This was mostly due to an 7.4% increase in oil use for heat. In contrast gas use for heat declined by 0.6%.
CO2 emissions from heating increased by 2.6% or 0.4 million tonnes.
CO2 emissions from residential heating increased by 9.1% or 0.6 million tonnes and the sector was responsible for 53% of CO2 emissions from heating.

Peat used for electricity generation fell by 51%.
42% of all electricity generated in 2020 came from renewable sources.
86% of all renewable electricity came from wind, with the remaining 14% evenly split across hydroelectricity and bioenergy sources.
Ireland had a total installed wind capacity of 4.3 GW at the end of 2020 – an increase of 180 MW on 2019.
There has been a strong reduction in the CO2 intensity of electricity generation, especially after 2016, with intensity falling below 300 gCO2/kWh for the first time in 2020. It is now less than half of its 2005 value.

About our Author:


Conor Molloy, is an independent energy advisor.
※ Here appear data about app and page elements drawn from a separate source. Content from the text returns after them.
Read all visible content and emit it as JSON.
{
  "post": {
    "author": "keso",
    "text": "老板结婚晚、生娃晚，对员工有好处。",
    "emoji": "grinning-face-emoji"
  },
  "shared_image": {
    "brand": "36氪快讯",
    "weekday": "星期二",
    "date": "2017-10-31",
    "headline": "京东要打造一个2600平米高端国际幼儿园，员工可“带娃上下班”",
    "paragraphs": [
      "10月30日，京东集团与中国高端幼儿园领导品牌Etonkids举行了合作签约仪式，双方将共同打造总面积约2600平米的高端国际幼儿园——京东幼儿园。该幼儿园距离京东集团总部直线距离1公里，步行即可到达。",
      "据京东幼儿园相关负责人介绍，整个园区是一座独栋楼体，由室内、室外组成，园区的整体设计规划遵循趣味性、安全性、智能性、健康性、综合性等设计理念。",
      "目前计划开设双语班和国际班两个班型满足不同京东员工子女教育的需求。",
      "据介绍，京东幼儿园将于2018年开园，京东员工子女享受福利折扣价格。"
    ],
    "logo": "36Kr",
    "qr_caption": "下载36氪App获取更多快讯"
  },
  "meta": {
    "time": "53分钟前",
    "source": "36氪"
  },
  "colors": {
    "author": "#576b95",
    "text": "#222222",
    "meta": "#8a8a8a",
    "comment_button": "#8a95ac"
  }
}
He has trained over 100 ESOS Lead Assessors in Transport Energy Auditing, led the publication of EN 16247-4 Europe’s transport energy audit standard and contributed to ISO50004. Since 2005, Conor has been helping business save fuel and manage their energy use for profit and reduced emissions. Accepted as a member of the Association of Energy Engineers, CILT, FTAI, IMCA and EVO.

Credits: This blog was originally published by AEMS, and can be seen here: